For you fans out there, I hope you’ll embrace new experiences in 2018. Visit tracks you have yet to visit, and attend different types of motorsport events than you’re used to attending. Go to South Boston for a Pro All Stars Series Super Late Model race, or go to Lincoln Speedway in Pennsylvania for a Sprint Car show. Go to Summit Point, West Virginia, for a Sports Car Club of America road race. Go to Shenandoah Speedway to see the Virginia Sprint Series on pavement. Make it a point to have new and exciting motorsport adventures in 2018.
And while you’re at it, keep the negativity to a minimum. My wish is that all those who get on social media and trash various racetracks or racing series simply stop. The content fans have nothing to complain about, but those with issues shout the loudest and attack the most on social media.

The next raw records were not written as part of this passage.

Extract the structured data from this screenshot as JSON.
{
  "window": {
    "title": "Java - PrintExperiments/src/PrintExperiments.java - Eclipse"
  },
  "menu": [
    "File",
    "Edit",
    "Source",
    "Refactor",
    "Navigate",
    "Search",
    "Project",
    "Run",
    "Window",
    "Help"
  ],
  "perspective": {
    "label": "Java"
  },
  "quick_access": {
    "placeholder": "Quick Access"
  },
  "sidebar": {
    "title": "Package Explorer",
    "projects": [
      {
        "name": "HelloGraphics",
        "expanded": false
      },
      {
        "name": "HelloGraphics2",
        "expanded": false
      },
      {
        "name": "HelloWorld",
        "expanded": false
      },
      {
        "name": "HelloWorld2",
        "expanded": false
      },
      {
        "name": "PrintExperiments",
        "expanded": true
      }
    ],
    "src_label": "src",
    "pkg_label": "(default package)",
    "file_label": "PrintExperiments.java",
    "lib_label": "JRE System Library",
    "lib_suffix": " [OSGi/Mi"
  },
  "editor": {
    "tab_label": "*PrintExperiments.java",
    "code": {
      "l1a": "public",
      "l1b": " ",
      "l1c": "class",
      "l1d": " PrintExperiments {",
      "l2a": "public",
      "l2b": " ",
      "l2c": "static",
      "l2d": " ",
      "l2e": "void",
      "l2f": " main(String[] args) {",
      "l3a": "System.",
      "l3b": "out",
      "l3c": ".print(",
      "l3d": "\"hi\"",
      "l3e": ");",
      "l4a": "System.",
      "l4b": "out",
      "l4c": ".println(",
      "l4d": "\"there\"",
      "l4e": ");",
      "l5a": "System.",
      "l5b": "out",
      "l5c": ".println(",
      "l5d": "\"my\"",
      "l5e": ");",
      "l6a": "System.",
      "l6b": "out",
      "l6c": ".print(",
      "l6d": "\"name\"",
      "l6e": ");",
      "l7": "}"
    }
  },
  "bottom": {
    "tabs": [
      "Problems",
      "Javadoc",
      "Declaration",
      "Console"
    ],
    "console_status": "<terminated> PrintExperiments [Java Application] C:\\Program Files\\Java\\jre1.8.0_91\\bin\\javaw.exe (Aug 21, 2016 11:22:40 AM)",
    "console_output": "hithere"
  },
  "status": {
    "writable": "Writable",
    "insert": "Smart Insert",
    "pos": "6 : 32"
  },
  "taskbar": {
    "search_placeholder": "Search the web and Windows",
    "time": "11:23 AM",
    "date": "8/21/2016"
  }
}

It’s sad, because if I knew nothing about the sport, I would not think there was anything good about it after reading the gripe sessions on Facebook or Twitter. Trashing racing on social media does nobody any good. I wish that those of you who mostly spew negative negativity would stop in 2018 and instead tell people what’s positive about motorsports.
My wish for the major racing series is that the racing is good and TV ratings are high. Hopefully NASCAR – a victim of the negative people on social media – will have a good season in all divisions. IndyCar, drag racing, and sports car racing will grow, hopefully, and Formula One will have a more competitive season than in 2017; maybe the move to ESPN won’t be too bad after all.
And for all of you, I wish that you find a healthy balance. Motorsports can be all-consuming; it requires a lot in order to be successful as a participant or to keep up with it as a fan. Don’t let the sport make you an absentee family member; take care of those who love you.
Now, let’s go make 2018 the best year of racing ever!
Veteran motorsports columnist Craig Murto is a Linden resident.